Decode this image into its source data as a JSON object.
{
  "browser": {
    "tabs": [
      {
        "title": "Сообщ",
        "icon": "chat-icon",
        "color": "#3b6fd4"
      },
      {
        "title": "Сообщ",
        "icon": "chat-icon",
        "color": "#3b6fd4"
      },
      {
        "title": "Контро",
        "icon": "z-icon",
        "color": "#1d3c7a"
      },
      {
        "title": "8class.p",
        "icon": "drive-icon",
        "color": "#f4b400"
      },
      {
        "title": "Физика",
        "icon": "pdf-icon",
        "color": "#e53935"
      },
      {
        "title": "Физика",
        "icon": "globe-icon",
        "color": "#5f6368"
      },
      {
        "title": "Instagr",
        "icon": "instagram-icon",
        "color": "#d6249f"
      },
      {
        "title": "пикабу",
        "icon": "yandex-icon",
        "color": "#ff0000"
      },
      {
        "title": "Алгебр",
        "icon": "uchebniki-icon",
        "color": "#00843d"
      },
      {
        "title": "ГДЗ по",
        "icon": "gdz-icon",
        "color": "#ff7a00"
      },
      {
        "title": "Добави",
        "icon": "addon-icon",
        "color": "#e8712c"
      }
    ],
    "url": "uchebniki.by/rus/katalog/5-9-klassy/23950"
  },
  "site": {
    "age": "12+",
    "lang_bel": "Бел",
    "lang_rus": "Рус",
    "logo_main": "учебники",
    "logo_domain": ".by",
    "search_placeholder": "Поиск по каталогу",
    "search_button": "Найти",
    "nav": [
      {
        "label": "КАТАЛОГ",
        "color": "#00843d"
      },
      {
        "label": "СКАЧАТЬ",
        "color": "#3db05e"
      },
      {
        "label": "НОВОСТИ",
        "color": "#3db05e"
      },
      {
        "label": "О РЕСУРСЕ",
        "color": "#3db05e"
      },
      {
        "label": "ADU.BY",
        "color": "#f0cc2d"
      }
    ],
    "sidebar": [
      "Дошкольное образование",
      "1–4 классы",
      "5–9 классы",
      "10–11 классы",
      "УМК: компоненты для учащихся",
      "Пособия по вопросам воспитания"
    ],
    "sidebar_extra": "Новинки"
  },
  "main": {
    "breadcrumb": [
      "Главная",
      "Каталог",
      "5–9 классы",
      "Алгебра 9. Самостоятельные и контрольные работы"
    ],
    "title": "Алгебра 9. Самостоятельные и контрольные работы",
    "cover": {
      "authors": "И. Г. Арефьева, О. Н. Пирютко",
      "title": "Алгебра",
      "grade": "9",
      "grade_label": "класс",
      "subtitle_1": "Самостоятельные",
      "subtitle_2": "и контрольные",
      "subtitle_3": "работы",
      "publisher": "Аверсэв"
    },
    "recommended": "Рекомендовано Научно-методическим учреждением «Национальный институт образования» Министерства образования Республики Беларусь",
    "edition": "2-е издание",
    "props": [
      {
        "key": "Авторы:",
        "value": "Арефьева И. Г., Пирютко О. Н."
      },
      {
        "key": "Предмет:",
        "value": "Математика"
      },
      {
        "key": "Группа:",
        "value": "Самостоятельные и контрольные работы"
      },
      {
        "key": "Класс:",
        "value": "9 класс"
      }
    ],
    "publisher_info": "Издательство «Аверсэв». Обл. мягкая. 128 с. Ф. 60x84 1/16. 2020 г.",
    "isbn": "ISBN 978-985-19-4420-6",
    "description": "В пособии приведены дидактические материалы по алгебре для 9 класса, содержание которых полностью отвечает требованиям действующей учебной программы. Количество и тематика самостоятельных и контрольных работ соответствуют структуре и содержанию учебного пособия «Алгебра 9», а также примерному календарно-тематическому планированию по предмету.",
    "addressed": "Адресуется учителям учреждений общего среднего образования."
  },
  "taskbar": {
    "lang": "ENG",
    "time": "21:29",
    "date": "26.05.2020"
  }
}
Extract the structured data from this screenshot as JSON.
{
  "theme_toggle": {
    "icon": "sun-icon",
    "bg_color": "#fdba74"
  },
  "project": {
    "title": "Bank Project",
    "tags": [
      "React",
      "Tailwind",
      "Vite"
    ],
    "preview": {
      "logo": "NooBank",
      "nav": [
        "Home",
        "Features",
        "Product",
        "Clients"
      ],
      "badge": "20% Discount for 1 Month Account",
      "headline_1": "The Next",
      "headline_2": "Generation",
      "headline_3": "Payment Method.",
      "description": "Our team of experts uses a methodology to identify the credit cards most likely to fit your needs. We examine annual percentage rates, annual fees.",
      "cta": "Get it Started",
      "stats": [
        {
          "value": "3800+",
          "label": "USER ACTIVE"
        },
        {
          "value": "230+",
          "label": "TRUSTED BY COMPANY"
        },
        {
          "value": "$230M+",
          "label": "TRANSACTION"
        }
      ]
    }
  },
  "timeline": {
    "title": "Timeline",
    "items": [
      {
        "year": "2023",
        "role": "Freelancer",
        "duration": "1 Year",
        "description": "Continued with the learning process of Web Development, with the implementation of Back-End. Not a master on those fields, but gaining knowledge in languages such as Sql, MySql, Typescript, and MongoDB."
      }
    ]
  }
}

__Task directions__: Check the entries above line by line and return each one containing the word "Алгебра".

__Completed task__:
      "Алгебра 9. Самостоятельные и контрольные работы"
    "title": "Алгебра 9. Самостоятельные и контрольные работы",
      "title": "Алгебра",
    "description": "В пособии приведены дидактические материалы по алгебре для 9 класса, содержание которых полностью отвечает требованиям действующей учебной программы. Количество и тематика самостоятельных и контрольных работ соответствуют структуре и содержанию учебного пособия «Алгебра 9», а также примерному календарно-тематическому планированию по предмету.",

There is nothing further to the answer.